### Activity
Return each record verbatim, images excluded.

** Opening Extracted information block **

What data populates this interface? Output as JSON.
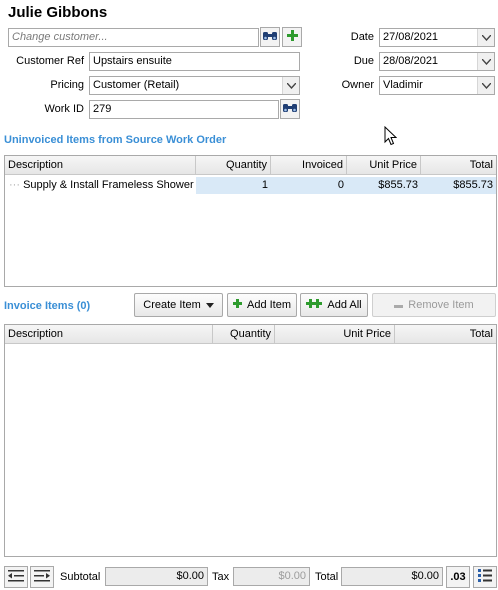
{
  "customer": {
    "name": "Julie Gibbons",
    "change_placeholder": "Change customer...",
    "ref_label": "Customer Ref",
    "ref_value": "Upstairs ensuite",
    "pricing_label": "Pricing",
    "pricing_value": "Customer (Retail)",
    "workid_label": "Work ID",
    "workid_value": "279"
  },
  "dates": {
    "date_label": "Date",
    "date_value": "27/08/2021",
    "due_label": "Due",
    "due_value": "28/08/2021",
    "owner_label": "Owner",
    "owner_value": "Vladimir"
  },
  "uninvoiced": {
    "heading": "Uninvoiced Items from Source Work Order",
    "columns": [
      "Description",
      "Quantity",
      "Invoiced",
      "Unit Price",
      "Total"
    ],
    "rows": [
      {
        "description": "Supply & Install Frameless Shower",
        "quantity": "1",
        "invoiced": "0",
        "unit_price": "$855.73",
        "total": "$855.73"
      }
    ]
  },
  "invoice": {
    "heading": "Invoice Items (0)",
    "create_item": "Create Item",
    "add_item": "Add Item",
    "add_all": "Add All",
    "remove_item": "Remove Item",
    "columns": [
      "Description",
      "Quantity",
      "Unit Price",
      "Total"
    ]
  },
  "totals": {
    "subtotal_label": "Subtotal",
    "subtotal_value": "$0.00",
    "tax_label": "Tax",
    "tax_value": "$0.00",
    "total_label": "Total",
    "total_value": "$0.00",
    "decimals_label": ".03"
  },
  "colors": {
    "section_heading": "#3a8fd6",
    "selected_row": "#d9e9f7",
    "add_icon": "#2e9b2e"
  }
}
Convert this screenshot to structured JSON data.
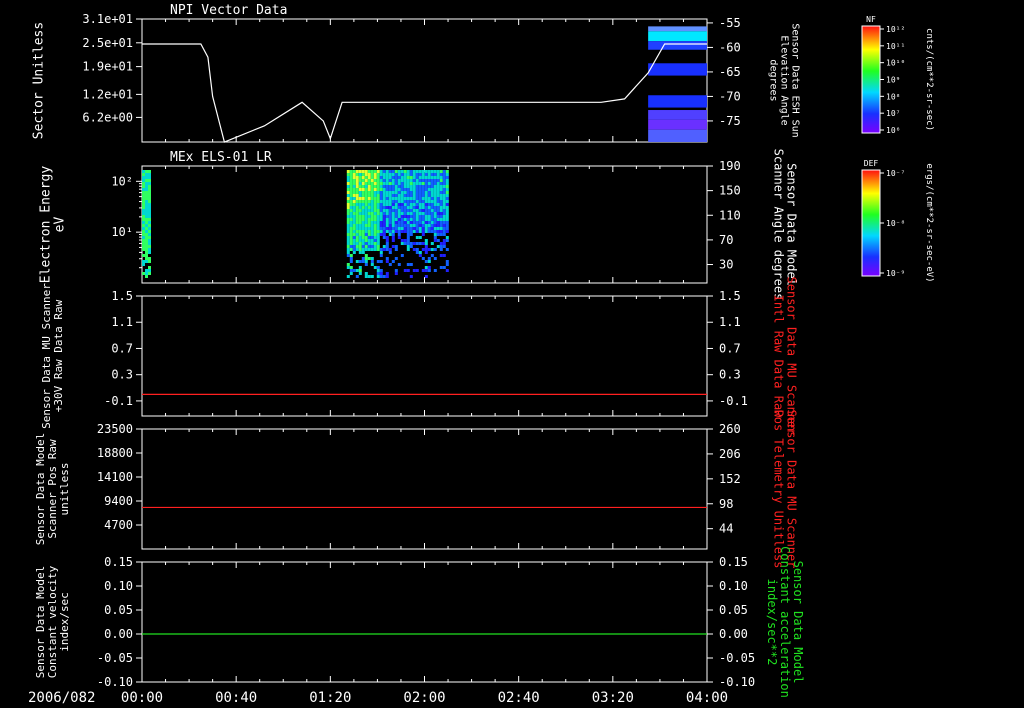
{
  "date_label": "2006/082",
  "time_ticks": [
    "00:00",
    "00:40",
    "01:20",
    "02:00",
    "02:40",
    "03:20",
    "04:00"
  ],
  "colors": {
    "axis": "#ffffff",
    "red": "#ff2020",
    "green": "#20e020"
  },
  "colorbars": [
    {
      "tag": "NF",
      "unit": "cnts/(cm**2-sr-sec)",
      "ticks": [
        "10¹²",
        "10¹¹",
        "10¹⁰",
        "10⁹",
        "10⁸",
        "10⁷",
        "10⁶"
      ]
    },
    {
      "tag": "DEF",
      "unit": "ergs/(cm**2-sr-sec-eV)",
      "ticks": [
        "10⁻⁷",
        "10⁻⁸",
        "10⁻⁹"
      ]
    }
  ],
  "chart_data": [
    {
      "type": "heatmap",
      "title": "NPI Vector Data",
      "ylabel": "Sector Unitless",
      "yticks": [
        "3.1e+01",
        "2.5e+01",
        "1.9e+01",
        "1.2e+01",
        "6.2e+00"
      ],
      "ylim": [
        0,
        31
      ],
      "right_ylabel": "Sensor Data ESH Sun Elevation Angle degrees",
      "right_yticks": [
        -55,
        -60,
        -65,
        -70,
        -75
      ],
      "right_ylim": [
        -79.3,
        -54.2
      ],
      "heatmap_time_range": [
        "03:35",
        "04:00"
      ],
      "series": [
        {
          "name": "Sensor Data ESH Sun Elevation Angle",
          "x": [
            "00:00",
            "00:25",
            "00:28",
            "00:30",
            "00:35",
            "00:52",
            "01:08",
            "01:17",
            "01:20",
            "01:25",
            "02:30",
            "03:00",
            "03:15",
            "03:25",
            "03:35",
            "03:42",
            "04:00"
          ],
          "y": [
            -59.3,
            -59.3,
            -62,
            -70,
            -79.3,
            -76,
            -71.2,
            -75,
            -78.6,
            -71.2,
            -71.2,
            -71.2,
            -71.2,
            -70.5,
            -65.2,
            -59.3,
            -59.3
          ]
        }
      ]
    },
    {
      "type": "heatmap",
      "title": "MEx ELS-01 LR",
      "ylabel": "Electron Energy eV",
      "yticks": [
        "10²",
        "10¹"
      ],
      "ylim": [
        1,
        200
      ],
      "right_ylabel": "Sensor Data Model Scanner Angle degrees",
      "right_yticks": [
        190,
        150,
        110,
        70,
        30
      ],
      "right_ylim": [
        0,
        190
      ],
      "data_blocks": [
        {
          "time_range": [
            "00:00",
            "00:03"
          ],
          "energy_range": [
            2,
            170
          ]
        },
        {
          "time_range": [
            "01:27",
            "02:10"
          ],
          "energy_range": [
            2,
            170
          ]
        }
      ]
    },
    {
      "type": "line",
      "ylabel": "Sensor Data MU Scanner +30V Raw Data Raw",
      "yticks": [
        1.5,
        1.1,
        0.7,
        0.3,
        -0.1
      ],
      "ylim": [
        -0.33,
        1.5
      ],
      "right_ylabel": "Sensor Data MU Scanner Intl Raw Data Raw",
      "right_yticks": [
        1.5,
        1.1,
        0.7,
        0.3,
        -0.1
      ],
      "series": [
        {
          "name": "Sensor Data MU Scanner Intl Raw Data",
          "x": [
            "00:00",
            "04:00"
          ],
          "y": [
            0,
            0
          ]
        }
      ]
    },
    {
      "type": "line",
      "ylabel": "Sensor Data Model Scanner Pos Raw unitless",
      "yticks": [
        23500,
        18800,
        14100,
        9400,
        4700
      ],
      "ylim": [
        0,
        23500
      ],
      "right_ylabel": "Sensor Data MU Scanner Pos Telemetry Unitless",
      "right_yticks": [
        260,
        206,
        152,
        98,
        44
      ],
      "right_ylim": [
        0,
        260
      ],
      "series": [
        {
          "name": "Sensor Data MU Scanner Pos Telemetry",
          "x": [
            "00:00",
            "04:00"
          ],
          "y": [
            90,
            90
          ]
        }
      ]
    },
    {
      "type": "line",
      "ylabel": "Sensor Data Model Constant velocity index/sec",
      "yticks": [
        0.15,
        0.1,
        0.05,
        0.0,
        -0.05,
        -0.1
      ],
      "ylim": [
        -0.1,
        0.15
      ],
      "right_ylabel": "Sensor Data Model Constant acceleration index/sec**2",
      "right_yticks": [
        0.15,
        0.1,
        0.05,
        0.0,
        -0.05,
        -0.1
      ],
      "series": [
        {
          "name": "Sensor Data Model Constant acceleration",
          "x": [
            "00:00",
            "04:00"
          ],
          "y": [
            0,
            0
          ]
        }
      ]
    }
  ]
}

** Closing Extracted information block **

### Expected answer
What data populates this interface? Output as JSON.
{
  "customer": {
    "name": "Julie Gibbons",
    "change_placeholder": "Change customer...",
    "ref_label": "Customer Ref",
    "ref_value": "Upstairs ensuite",
    "pricing_label": "Pricing",
    "pricing_value": "Customer (Retail)",
    "workid_label": "Work ID",
    "workid_value": "279"
  },
  "dates": {
    "date_label": "Date",
    "date_value": "27/08/2021",
    "due_label": "Due",
    "due_value": "28/08/2021",
    "owner_label": "Owner",
    "owner_value": "Vladimir"
  },
  "uninvoiced": {
    "heading": "Uninvoiced Items from Source Work Order",
    "columns": [
      "Description",
      "Quantity",
      "Invoiced",
      "Unit Price",
      "Total"
    ],
    "rows": [
      {
        "description": "Supply & Install Frameless Shower",
        "quantity": "1",
        "invoiced": "0",
        "unit_price": "$855.73",
        "total": "$855.73"
      }
    ]
  },
  "invoice": {
    "heading": "Invoice Items (0)",
    "create_item": "Create Item",
    "add_item": "Add Item",
    "add_all": "Add All",
    "remove_item": "Remove Item",
    "columns": [
      "Description",
      "Quantity",
      "Unit Price",
      "Total"
    ]
  },
  "totals": {
    "subtotal_label": "Subtotal",
    "subtotal_value": "$0.00",
    "tax_label": "Tax",
    "tax_value": "$0.00",
    "total_label": "Total",
    "total_value": "$0.00",
    "decimals_label": ".03"
  },
  "colors": {
    "section_heading": "#3a8fd6",
    "selected_row": "#d9e9f7",
    "add_icon": "#2e9b2e"
  }
}
Convert this screenshot to structured JSON data.
{
  "date_label": "2006/082",
  "time_ticks": [
    "00:00",
    "00:40",
    "01:20",
    "02:00",
    "02:40",
    "03:20",
    "04:00"
  ],
  "colors": {
    "axis": "#ffffff",
    "red": "#ff2020",
    "green": "#20e020"
  },
  "colorbars": [
    {
      "tag": "NF",
      "unit": "cnts/(cm**2-sr-sec)",
      "ticks": [
        "10¹²",
        "10¹¹",
        "10¹⁰",
        "10⁹",
        "10⁸",
        "10⁷",
        "10⁶"
      ]
    },
    {
      "tag": "DEF",
      "unit": "ergs/(cm**2-sr-sec-eV)",
      "ticks": [
        "10⁻⁷",
        "10⁻⁸",
        "10⁻⁹"
      ]
    }
  ],
  "chart_data": [
    {
      "type": "heatmap",
      "title": "NPI Vector Data",
      "ylabel": "Sector Unitless",
      "yticks": [
        "3.1e+01",
        "2.5e+01",
        "1.9e+01",
        "1.2e+01",
        "6.2e+00"
      ],
      "ylim": [
        0,
        31
      ],
      "right_ylabel": "Sensor Data ESH Sun Elevation Angle degrees",
      "right_yticks": [
        -55,
        -60,
        -65,
        -70,
        -75
      ],
      "right_ylim": [
        -79.3,
        -54.2
      ],
      "heatmap_time_range": [
        "03:35",
        "04:00"
      ],
      "series": [
        {
          "name": "Sensor Data ESH Sun Elevation Angle",
          "x": [
            "00:00",
            "00:25",
            "00:28",
            "00:30",
            "00:35",
            "00:52",
            "01:08",
            "01:17",
            "01:20",
            "01:25",
            "02:30",
            "03:00",
            "03:15",
            "03:25",
            "03:35",
            "03:42",
            "04:00"
          ],
          "y": [
            -59.3,
            -59.3,
            -62,
            -70,
            -79.3,
            -76,
            -71.2,
            -75,
            -78.6,
            -71.2,
            -71.2,
            -71.2,
            -71.2,
            -70.5,
            -65.2,
            -59.3,
            -59.3
          ]
        }
      ]
    },
    {
      "type": "heatmap",
      "title": "MEx ELS-01 LR",
      "ylabel": "Electron Energy eV",
      "yticks": [
        "10²",
        "10¹"
      ],
      "ylim": [
        1,
        200
      ],
      "right_ylabel": "Sensor Data Model Scanner Angle degrees",
      "right_yticks": [
        190,
        150,
        110,
        70,
        30
      ],
      "right_ylim": [
        0,
        190
      ],
      "data_blocks": [
        {
          "time_range": [
            "00:00",
            "00:03"
          ],
          "energy_range": [
            2,
            170
          ]
        },
        {
          "time_range": [
            "01:27",
            "02:10"
          ],
          "energy_range": [
            2,
            170
          ]
        }
      ]
    },
    {
      "type": "line",
      "ylabel": "Sensor Data MU Scanner +30V Raw Data Raw",
      "yticks": [
        1.5,
        1.1,
        0.7,
        0.3,
        -0.1
      ],
      "ylim": [
        -0.33,
        1.5
      ],
      "right_ylabel": "Sensor Data MU Scanner Intl Raw Data Raw",
      "right_yticks": [
        1.5,
        1.1,
        0.7,
        0.3,
        -0.1
      ],
      "series": [
        {
          "name": "Sensor Data MU Scanner Intl Raw Data",
          "x": [
            "00:00",
            "04:00"
          ],
          "y": [
            0,
            0
          ]
        }
      ]
    },
    {
      "type": "line",
      "ylabel": "Sensor Data Model Scanner Pos Raw unitless",
      "yticks": [
        23500,
        18800,
        14100,
        9400,
        4700
      ],
      "ylim": [
        0,
        23500
      ],
      "right_ylabel": "Sensor Data MU Scanner Pos Telemetry Unitless",
      "right_yticks": [
        260,
        206,
        152,
        98,
        44
      ],
      "right_ylim": [
        0,
        260
      ],
      "series": [
        {
          "name": "Sensor Data MU Scanner Pos Telemetry",
          "x": [
            "00:00",
            "04:00"
          ],
          "y": [
            90,
            90
          ]
        }
      ]
    },
    {
      "type": "line",
      "ylabel": "Sensor Data Model Constant velocity index/sec",
      "yticks": [
        0.15,
        0.1,
        0.05,
        0.0,
        -0.05,
        -0.1
      ],
      "ylim": [
        -0.1,
        0.15
      ],
      "right_ylabel": "Sensor Data Model Constant acceleration index/sec**2",
      "right_yticks": [
        0.15,
        0.1,
        0.05,
        0.0,
        -0.05,
        -0.1
      ],
      "series": [
        {
          "name": "Sensor Data Model Constant acceleration",
          "x": [
            "00:00",
            "04:00"
          ],
          "y": [
            0,
            0
          ]
        }
      ]
    }
  ]
}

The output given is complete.